Protect their Play: a parenting perspective
My youngest daughter turns 13 in two weeks. I can see her daily going from tween to teen. She’s a young woman with lots of friends, lots of school activity, lots of interests. There’s not so much time for hanging out, getting an ice cream, taking mini vacations. The 13 years today seem like a day or two – so ‘quickly go the years.’
I remember her playing in the back yard with her best friend, our next door neighbor. They’d spread blankets in the sun, host picnics, and, my favorite, build gnome gardens. One summer she asked me to make gnome furniture and I happily spent many evenings carving wood couches and lamps, even a refrigerator. These miniature pieces were kept in a box I made that she painted on the outside – a beautiful meadow done in pastels with trees and a brook.
That time was precious for her and I being an older father, wanted to protect her and her best friend from any intrusions as they played . I built a kind of bubble around them – wouldn’t interrupt them if someone called, wouldn’t ask them questions, wouldn’t let older siblings come by for a quick visit. Their time was precious and I wanted to give them the freedom and safety of uninterrupted play.

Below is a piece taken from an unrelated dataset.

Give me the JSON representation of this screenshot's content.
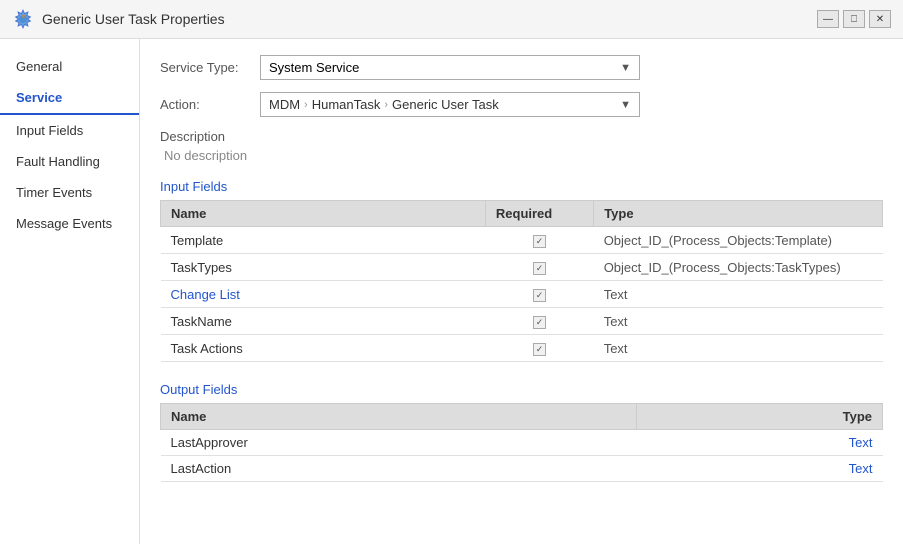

Our two parent working family is always busy with ‘things to do.’ We have a large family and there’s always opportunity for visits, birthdays, get togethers, school functions, business demands, house repairs and on and on. Our children need, I believe, not so much to be prepared for the ‘future’ but to fully be immersed in their ever shrinking childhood.
We all know about the intrusiveness of our expanding electronic world. Children routinely get cell phones earlier and earlier. They can watch movies on their cell phones, text continuously, play games. I’m not yet fully a curmudgeon and I do get that living in this world is always a challenge of adapting successfully to what is rather than a nostalgic dream of the way it was..

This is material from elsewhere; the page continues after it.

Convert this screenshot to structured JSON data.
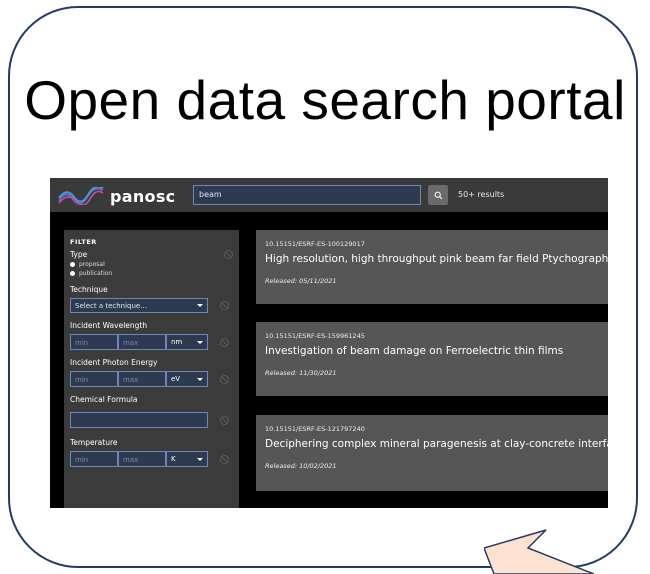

Nevertheless, the need for free, unencumbered and natural play time in the outdoors, the need for imaginative play – forts, tents, weird food creations – indoors, must be consciously protected and even ‘sponsored’ or, I’m afraid, the electronic inventions will obliterate the nurturing of garden building in our children’s inner lives.

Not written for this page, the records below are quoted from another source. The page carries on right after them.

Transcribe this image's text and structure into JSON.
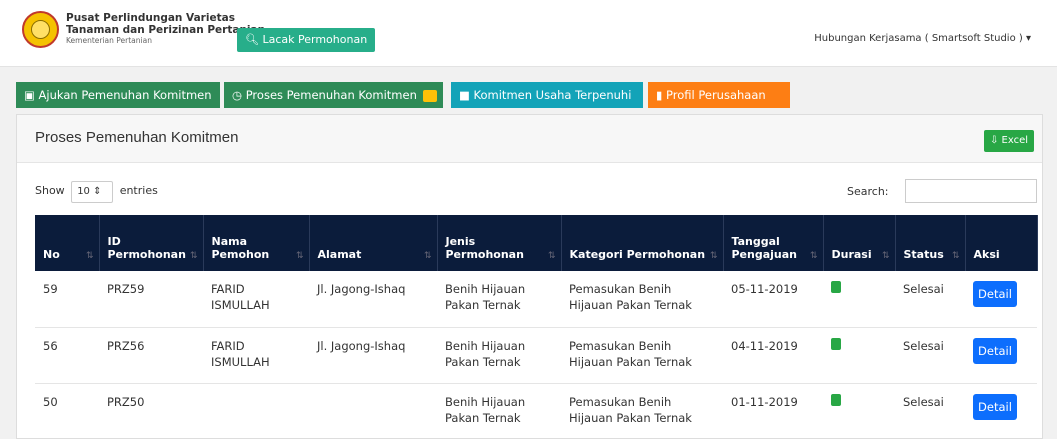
{
  "header": {
    "brand_line1": "Pusat Perlindungan Varietas",
    "brand_line2": "Tanaman dan Perizinan Pertanian",
    "brand_line3": "Kementerian Pertanian",
    "track_button": "Lacak Permohonan",
    "user_menu": "Hubungan Kerjasama ( Smartsoft Studio )"
  },
  "tabs": [
    {
      "label": "Ajukan Pemenuhan Komitmen",
      "icon": "file-icon"
    },
    {
      "label": "Proses Pemenuhan Komitmen",
      "icon": "clock-icon"
    },
    {
      "label": "Komitmen Usaha Terpenuhi",
      "icon": "briefcase-icon"
    },
    {
      "label": "Profil Perusahaan",
      "icon": "book-icon"
    }
  ],
  "panel": {
    "title": "Proses Pemenuhan Komitmen",
    "excel_label": "Excel"
  },
  "controls": {
    "show_label": "Show",
    "entries_value": "10",
    "entries_label": "entries",
    "search_label": "Search:"
  },
  "table": {
    "headers": [
      "No",
      "ID Permohonan",
      "Nama Pemohon",
      "Alamat",
      "Jenis Permohonan",
      "Kategori Permohonan",
      "Tanggal Pengajuan",
      "Durasi",
      "Status",
      "Aksi"
    ],
    "rows": [
      {
        "no": "59",
        "id": "PRZ59",
        "nama": "FARID ISMULLAH",
        "alamat": "Jl. Jagong-Ishaq",
        "jenis": "Benih Hijauan Pakan Ternak",
        "kategori": "Pemasukan Benih Hijauan Pakan Ternak",
        "tanggal": "05-11-2019",
        "status": "Selesai",
        "aksi": "Detail"
      },
      {
        "no": "56",
        "id": "PRZ56",
        "nama": "FARID ISMULLAH",
        "alamat": "Jl. Jagong-Ishaq",
        "jenis": "Benih Hijauan Pakan Ternak",
        "kategori": "Pemasukan Benih Hijauan Pakan Ternak",
        "tanggal": "04-11-2019",
        "status": "Selesai",
        "aksi": "Detail"
      },
      {
        "no": "50",
        "id": "PRZ50",
        "nama": "",
        "alamat": "",
        "jenis": "Benih Hijauan Pakan Ternak",
        "kategori": "Pemasukan Benih Hijauan Pakan Ternak",
        "tanggal": "01-11-2019",
        "status": "Selesai",
        "aksi": "Detail"
      }
    ]
  },
  "colors": {
    "navy_header": "#0b1c3b",
    "green_tab": "#2e8b57",
    "teal_tab": "#13a3b8",
    "orange_tab": "#fd7e14",
    "detail_blue": "#0d6efd"
  }
}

As a coach for couples who are trying to build better marriages I notice almost daily that relationship failures are a function of too little imagination. We all can be seduced by the linear laundry list of what’s right and what’s wrong. Our children need a strong and healthy and expansive imagination to meet the challenges of living successfully in a rapidly changing world. Our job is to provide the muscle that guards their time and circumstances so they may have the opportunity to let their imaginations – their inner gardens – grow and flourish.
Yes she soon will be thirteen and that world will offer opportunities and challenges that will shape the coming decades. But I will volunteer to be a guardian of her need for quiet time, for time without duties or demands, time where her own inner world is honored. It’s my gift to her.
Subscribe to our mailing list
* indicates required